# Multi-Armed Bandit - Reward Probabilities

I am new to reinforcement learning, and recently came across the following issue. When implementing a multi-armed bandit algorithm, we assume we have k machines with reward probabilities [p_1,..., p_k] which we try to approximate. While these probabilities are clearly unknown to the player himself, they must still be encoded in the algorithm in the sense that we have to specify:

""" return 1 with the arm's predefined probability """

    if np.random.random() < self.p:
return 1
else:
return 0


My question is how we can set those predefined probabilities (e.g. for ad optimisation).

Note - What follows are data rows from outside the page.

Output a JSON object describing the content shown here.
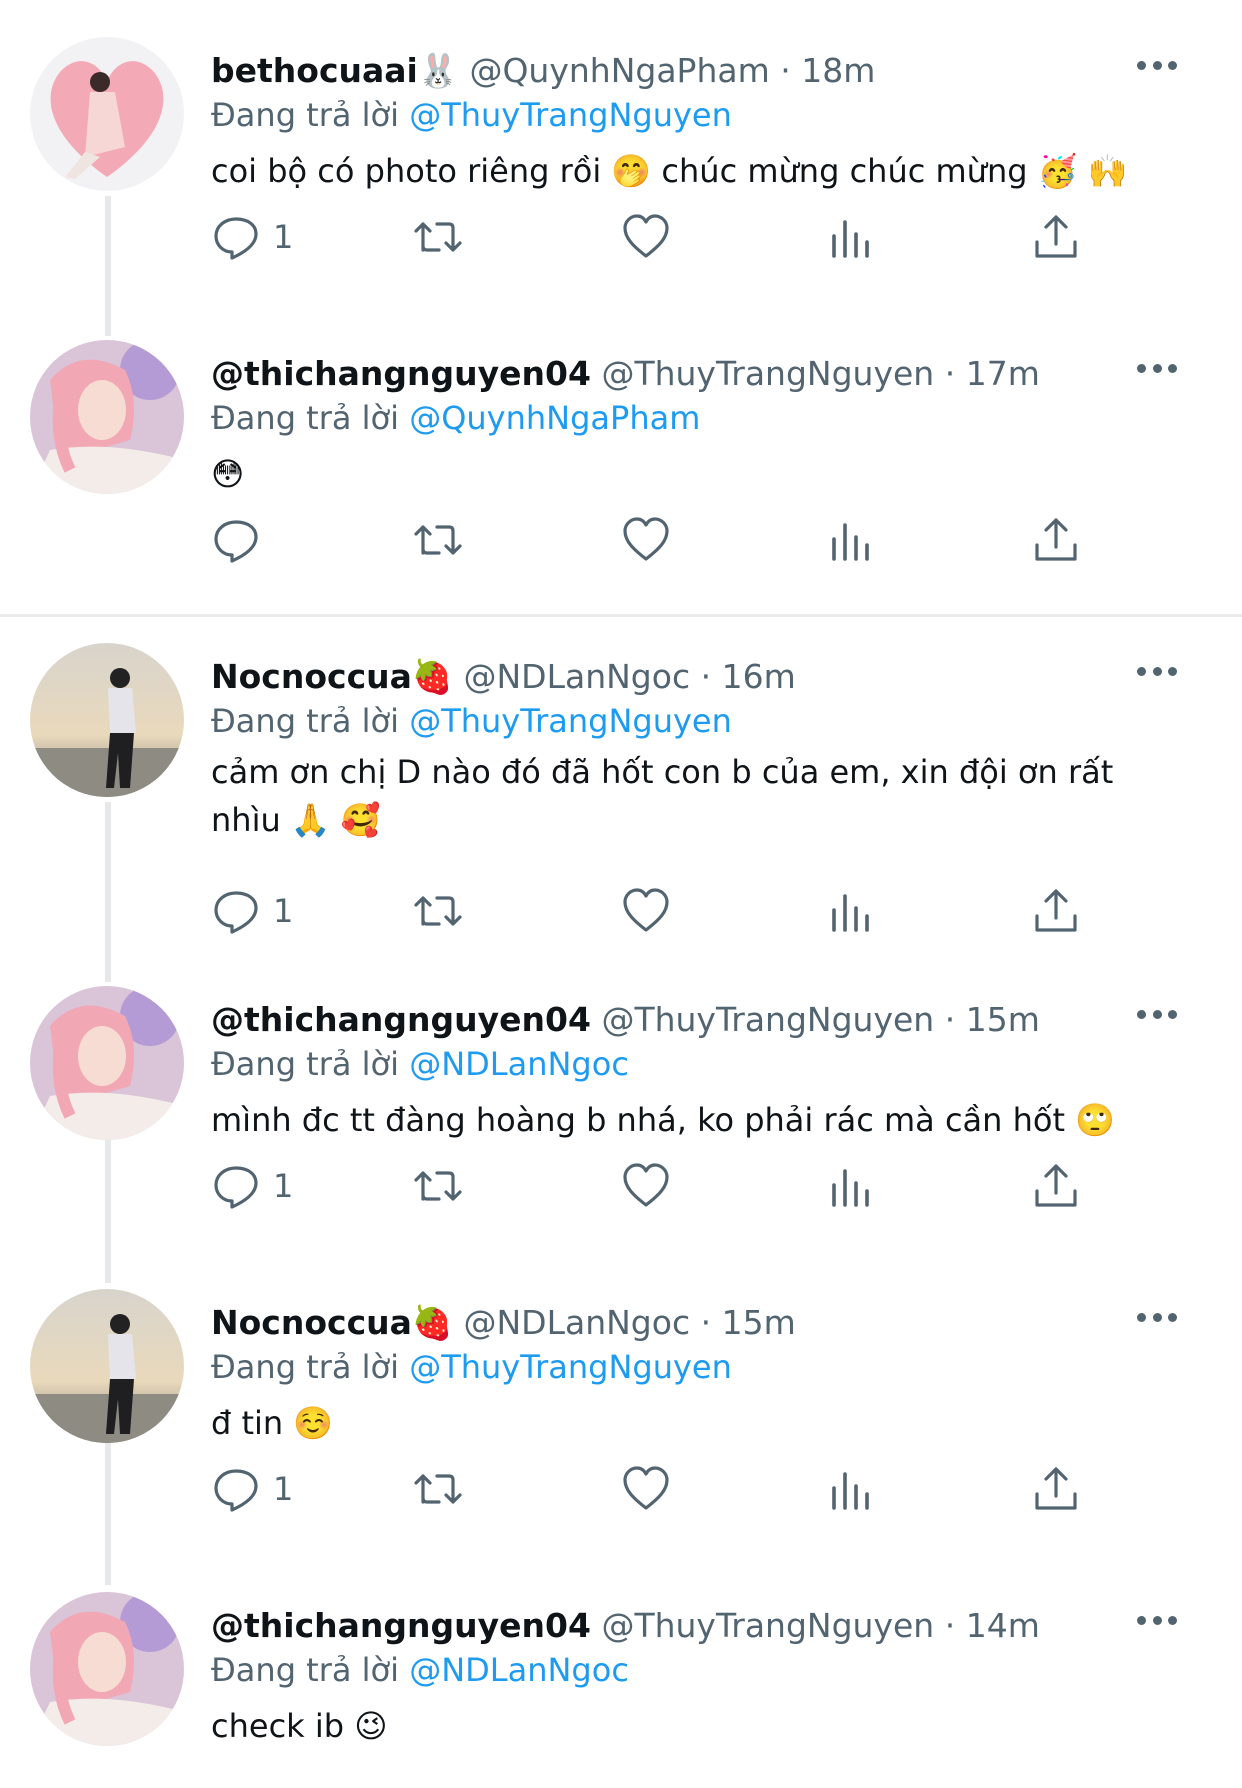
{
  "tweets": [
    {
      "display_name": "bethocuaai",
      "name_emoji": "🐰",
      "handle": "@QuynhNgaPham",
      "time": "· 18m",
      "replying_label": "Đang trả lời",
      "replying_to": "@ThuyTrangNguyen",
      "text": "coi bộ có photo riêng rồi 🤭  chúc mừng chúc mừng 🥳  🙌",
      "reply_count": "1",
      "avatar": "avatar-pink-heart"
    },
    {
      "display_name": "@thichangnguyen04",
      "name_emoji": "",
      "handle": "@ThuyTrangNguyen",
      "time": "· 17m",
      "replying_label": "Đang trả lời",
      "replying_to": "@QuynhNgaPham",
      "text": "😳",
      "reply_count": "",
      "avatar": "avatar-pink-hair"
    },
    {
      "display_name": "Nocnoccua",
      "name_emoji": "🍓",
      "handle": "@NDLanNgoc",
      "time": "· 16m",
      "replying_label": "Đang trả lời",
      "replying_to": "@ThuyTrangNguyen",
      "text": "cảm ơn chị D nào đó đã hốt con b của em, xin đội ơn rất nhìu 🙏  🥰",
      "reply_count": "1",
      "avatar": "avatar-sunset"
    },
    {
      "display_name": "@thichangnguyen04",
      "name_emoji": "",
      "handle": "@ThuyTrangNguyen",
      "time": "· 15m",
      "replying_label": "Đang trả lời",
      "replying_to": "@NDLanNgoc",
      "text": "mình đc tt đàng hoàng b nhá, ko phải rác mà cần hốt 🙄",
      "reply_count": "1",
      "avatar": "avatar-pink-hair"
    },
    {
      "display_name": "Nocnoccua",
      "name_emoji": "🍓",
      "handle": "@NDLanNgoc",
      "time": "· 15m",
      "replying_label": "Đang trả lời",
      "replying_to": "@ThuyTrangNguyen",
      "text": "đ tin ☺️",
      "reply_count": "1",
      "avatar": "avatar-sunset"
    },
    {
      "display_name": "@thichangnguyen04",
      "name_emoji": "",
      "handle": "@ThuyTrangNguyen",
      "time": "· 14m",
      "replying_label": "Đang trả lời",
      "replying_to": "@NDLanNgoc",
      "text": "check ib 😉",
      "reply_count": "",
      "avatar": "avatar-pink-hair"
    }
  ],
  "icons": {
    "reply": "reply-icon",
    "retweet": "retweet-icon",
    "like": "heart-icon",
    "views": "views-icon",
    "share": "share-icon",
    "more": "more-icon"
  },
  "colors": {
    "mention": "#1d9bf0",
    "secondary_text": "#536471",
    "thread_line": "#e6e8ea"
  }
}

• Why do you believe that each arm's true success probability is required, with Thompson sampling?
– D.W.
Commented Feb 8, 2023 at 4:38
• Because in the casino example through which the multi-armed bandit is usually introduced, we model the behaviour of the machine's arms as a Bernoulli process with given probabilites [p_1,....,p_k] for a bandit with k arms. Commented Feb 8, 2023 at 9:20
• Please don't add clarifications. Instead, edit the question so it is complete and reads well for someone who encounters it for the first time, and so they don't have to read the comments. I'm not sure what you mean by "the casino example..." or why you think that this implies Thompson sampling needs to know the arm's true success probability.
– D.W.
Commented Feb 9, 2023 at 5:03

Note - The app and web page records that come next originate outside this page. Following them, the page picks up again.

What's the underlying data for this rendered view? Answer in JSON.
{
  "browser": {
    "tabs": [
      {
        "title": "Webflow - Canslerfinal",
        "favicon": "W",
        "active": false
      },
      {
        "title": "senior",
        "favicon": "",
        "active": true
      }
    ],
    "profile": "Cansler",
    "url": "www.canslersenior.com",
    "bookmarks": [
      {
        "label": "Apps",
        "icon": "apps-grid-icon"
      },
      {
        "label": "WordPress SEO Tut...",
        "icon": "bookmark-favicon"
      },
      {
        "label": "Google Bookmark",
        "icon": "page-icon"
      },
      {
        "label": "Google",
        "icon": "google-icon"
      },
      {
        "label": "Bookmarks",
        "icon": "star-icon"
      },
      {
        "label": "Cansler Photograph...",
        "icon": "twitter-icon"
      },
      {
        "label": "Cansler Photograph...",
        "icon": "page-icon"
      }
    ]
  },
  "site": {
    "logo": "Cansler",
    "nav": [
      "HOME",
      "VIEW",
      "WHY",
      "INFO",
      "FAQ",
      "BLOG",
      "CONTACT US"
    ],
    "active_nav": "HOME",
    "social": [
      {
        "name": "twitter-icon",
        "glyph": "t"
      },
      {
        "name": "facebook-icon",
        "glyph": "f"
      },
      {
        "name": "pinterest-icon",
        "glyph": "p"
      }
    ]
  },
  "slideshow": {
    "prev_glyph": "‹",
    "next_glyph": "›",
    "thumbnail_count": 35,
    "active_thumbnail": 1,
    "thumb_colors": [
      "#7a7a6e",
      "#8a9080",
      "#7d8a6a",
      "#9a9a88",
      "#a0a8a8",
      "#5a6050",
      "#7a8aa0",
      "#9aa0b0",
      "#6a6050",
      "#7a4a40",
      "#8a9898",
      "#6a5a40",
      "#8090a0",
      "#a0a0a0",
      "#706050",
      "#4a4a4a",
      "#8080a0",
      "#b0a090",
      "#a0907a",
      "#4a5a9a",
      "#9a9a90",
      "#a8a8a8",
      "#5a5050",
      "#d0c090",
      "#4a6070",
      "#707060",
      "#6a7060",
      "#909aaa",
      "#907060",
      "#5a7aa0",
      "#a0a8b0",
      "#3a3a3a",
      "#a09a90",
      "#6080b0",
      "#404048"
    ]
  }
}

As pointed out by @D.W. you are not required to hardcode these probabilities in the algorithm to obtain an optimal strategy, but you do need to know them if you want to model the scenario.

A big step towards optimal solutions to the Multi-Armed Bandit problem (where a player doesn't know the underlying probability distribution of rewards) was given in 1996 by Burnetas and Katehakis in their paper "Optimal adaptive policies for sequential allocation problems". In particular they include the case in which the distributions of outcomes depend on unknown parameters (see section Optimal solutions in the Wikipedia page of Multi-armed bandit for example).

Thompson's sampling allows to do this in a simple way following the steps described here. Initially you assume a prior $$P(\theta)$$ and then update it into your posterior $$P(\theta|\{a,x,r\})$$, as you get more information after every action. An action $$a^*$$ is then chosen, each with probability

$$\mathbb{P}(a^*) = \int_{\Theta} \mathbb{1}_{[\mathbb{E}(r|a^*,x,\theta)\ =\ \max_{a}\mathbb{E}(r|a,x,\theta )]}P(\theta|\{a,x,r\})d\theta.$$

Of course, if $$a^*$$ maximises the reward under the assumed parameters then it's chosen with probability 1. Eventually we hope for $$P(\theta|\{a,x,r\})$$ to converge to the underlying true (unknown) distribution of parameters. Notice that to choose an action in practice, sampling techniques are usually implemented.

Going back to the initial comment on modelling the scenario, if you want to code a game to test Thompson's algorithm, then the casino'' must give a reward on every round after an action is chosen and this reward is indeed the true one, so you must input the hidden distribution. This will still not be seen by the player applying the algorithm. In the case of add placement, the underlying true distribution is inherent to the user while the company placing the add wishes to obtain the highest reward.

Thompson sampling doesn't require knowing the true success probability of each arm. I'm not clear on why you suggest it does. Quite to the contrary, it computes an integral over all possibilities for what that probability could be (or, it estimates this integral by sampling from the distribution over such probabilities).

Responding to the revised question: The question contains an incorrect claim. Thompson sampling does not require hardcoding those probabilities in the algorithm. I am not sure where you obtained that code from or what the variables are intended to represent, so it is hard to comment on that specific code.